_Task requirements_
Your answer must be the full listing below, restated word for word, with no pictures in it.

_Source records_
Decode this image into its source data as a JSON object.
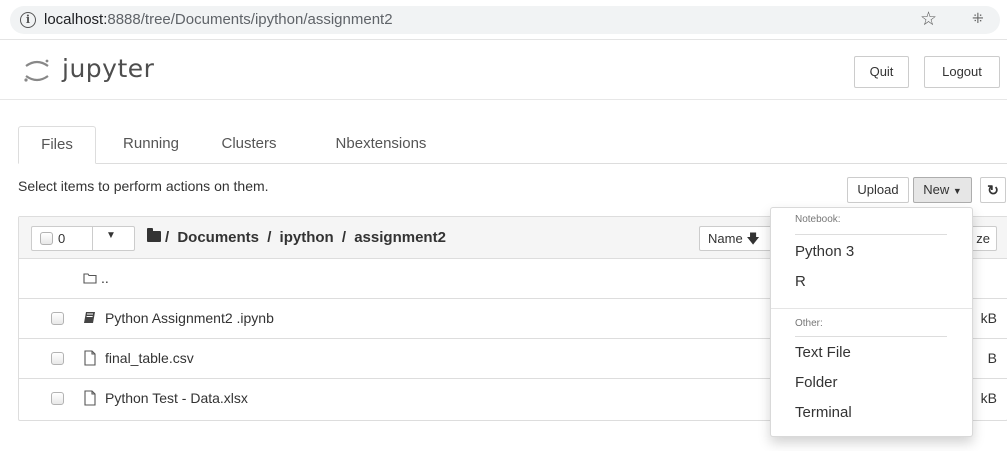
{
  "browser": {
    "url_host": "localhost:",
    "url_rest": "8888/tree/Documents/ipython/assignment2"
  },
  "header": {
    "logo_text": "jupyter",
    "quit_label": "Quit",
    "logout_label": "Logout"
  },
  "tabs": [
    {
      "label": "Files",
      "active": true
    },
    {
      "label": "Running",
      "active": false
    },
    {
      "label": "Clusters",
      "active": false
    },
    {
      "label": "Nbextensions",
      "active": false
    }
  ],
  "toolbar": {
    "select_message": "Select items to perform actions on them.",
    "upload_label": "Upload",
    "new_label": "New",
    "refresh_icon": "refresh-icon"
  },
  "list_header": {
    "selected_count": "0",
    "breadcrumb": [
      "/",
      "Documents",
      "/",
      "ipython",
      "/",
      "assignment2"
    ],
    "name_sort_label": "Name",
    "size_sort_label": "ze"
  },
  "rows": [
    {
      "name": "..",
      "icon": "folder-icon",
      "size": ""
    },
    {
      "name": "Python Assignment2 .ipynb",
      "icon": "notebook-icon",
      "size": "kB"
    },
    {
      "name": "final_table.csv",
      "icon": "file-icon",
      "size": "B"
    },
    {
      "name": "Python Test - Data.xlsx",
      "icon": "file-icon",
      "size": "kB"
    }
  ],
  "new_menu": {
    "notebook_header": "Notebook:",
    "notebook_items": [
      "Python 3",
      "R"
    ],
    "other_header": "Other:",
    "other_items": [
      "Text File",
      "Folder",
      "Terminal"
    ]
  }
}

_Exercise result_
Decode this image into its source data as a JSON object.
{
  "browser": {
    "url_host": "localhost:",
    "url_rest": "8888/tree/Documents/ipython/assignment2"
  },
  "header": {
    "logo_text": "jupyter",
    "quit_label": "Quit",
    "logout_label": "Logout"
  },
  "tabs": [
    {
      "label": "Files",
      "active": true
    },
    {
      "label": "Running",
      "active": false
    },
    {
      "label": "Clusters",
      "active": false
    },
    {
      "label": "Nbextensions",
      "active": false
    }
  ],
  "toolbar": {
    "select_message": "Select items to perform actions on them.",
    "upload_label": "Upload",
    "new_label": "New",
    "refresh_icon": "refresh-icon"
  },
  "list_header": {
    "selected_count": "0",
    "breadcrumb": [
      "/",
      "Documents",
      "/",
      "ipython",
      "/",
      "assignment2"
    ],
    "name_sort_label": "Name",
    "size_sort_label": "ze"
  },
  "rows": [
    {
      "name": "..",
      "icon": "folder-icon",
      "size": ""
    },
    {
      "name": "Python Assignment2 .ipynb",
      "icon": "notebook-icon",
      "size": "kB"
    },
    {
      "name": "final_table.csv",
      "icon": "file-icon",
      "size": "B"
    },
    {
      "name": "Python Test - Data.xlsx",
      "icon": "file-icon",
      "size": "kB"
    }
  ],
  "new_menu": {
    "notebook_header": "Notebook:",
    "notebook_items": [
      "Python 3",
      "R"
    ],
    "other_header": "Other:",
    "other_items": [
      "Text File",
      "Folder",
      "Terminal"
    ]
  }
}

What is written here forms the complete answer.